[[ PROVIDED INFORMATION, beginning ]]

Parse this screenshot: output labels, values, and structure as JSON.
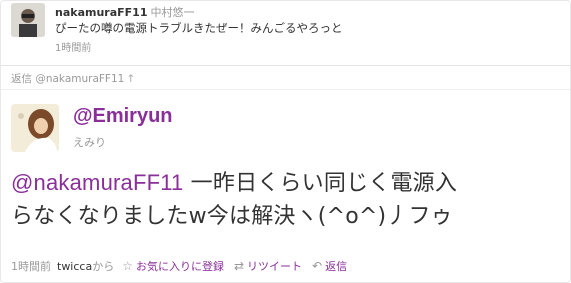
{
  "parent_tweet": {
    "screen_name": "nakamuraFF11",
    "real_name": "中村悠一",
    "text": "ぴーたの噂の電源トラブルきたぜー！みんごるやろっと",
    "time": "1時間前"
  },
  "reply_to": {
    "label": "返信 @nakamuraFF11",
    "arrow": "↑"
  },
  "main_tweet": {
    "screen_name": "@Emiryun",
    "real_name": "えみり",
    "mention": "@nakamuraFF11",
    "text_line1_rest": " 一昨日くらい同じく電源入",
    "text_line2": "らなくなりましたw今は解決ヽ(^o^)丿フゥ",
    "time": "1時間前",
    "source_app": "twicca",
    "source_suffix": "から"
  },
  "actions": [
    {
      "icon": "star-icon",
      "glyph": "☆",
      "label": "お気に入りに登録"
    },
    {
      "icon": "retweet-icon",
      "glyph": "⇄",
      "label": "リツイート"
    },
    {
      "icon": "reply-icon",
      "glyph": "↶",
      "label": "返信"
    }
  ],
  "colors": {
    "accent": "#8a2f9a",
    "muted": "#999999",
    "text": "#333333"
  }
}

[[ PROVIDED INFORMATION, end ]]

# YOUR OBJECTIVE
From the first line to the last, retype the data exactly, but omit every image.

# RESPONSE FOR THIS EXERCISE
Parse this screenshot: output labels, values, and structure as JSON.
{
  "parent_tweet": {
    "screen_name": "nakamuraFF11",
    "real_name": "中村悠一",
    "text": "ぴーたの噂の電源トラブルきたぜー！みんごるやろっと",
    "time": "1時間前"
  },
  "reply_to": {
    "label": "返信 @nakamuraFF11",
    "arrow": "↑"
  },
  "main_tweet": {
    "screen_name": "@Emiryun",
    "real_name": "えみり",
    "mention": "@nakamuraFF11",
    "text_line1_rest": " 一昨日くらい同じく電源入",
    "text_line2": "らなくなりましたw今は解決ヽ(^o^)丿フゥ",
    "time": "1時間前",
    "source_app": "twicca",
    "source_suffix": "から"
  },
  "actions": [
    {
      "icon": "star-icon",
      "glyph": "☆",
      "label": "お気に入りに登録"
    },
    {
      "icon": "retweet-icon",
      "glyph": "⇄",
      "label": "リツイート"
    },
    {
      "icon": "reply-icon",
      "glyph": "↶",
      "label": "返信"
    }
  ],
  "colors": {
    "accent": "#8a2f9a",
    "muted": "#999999",
    "text": "#333333"
  }
}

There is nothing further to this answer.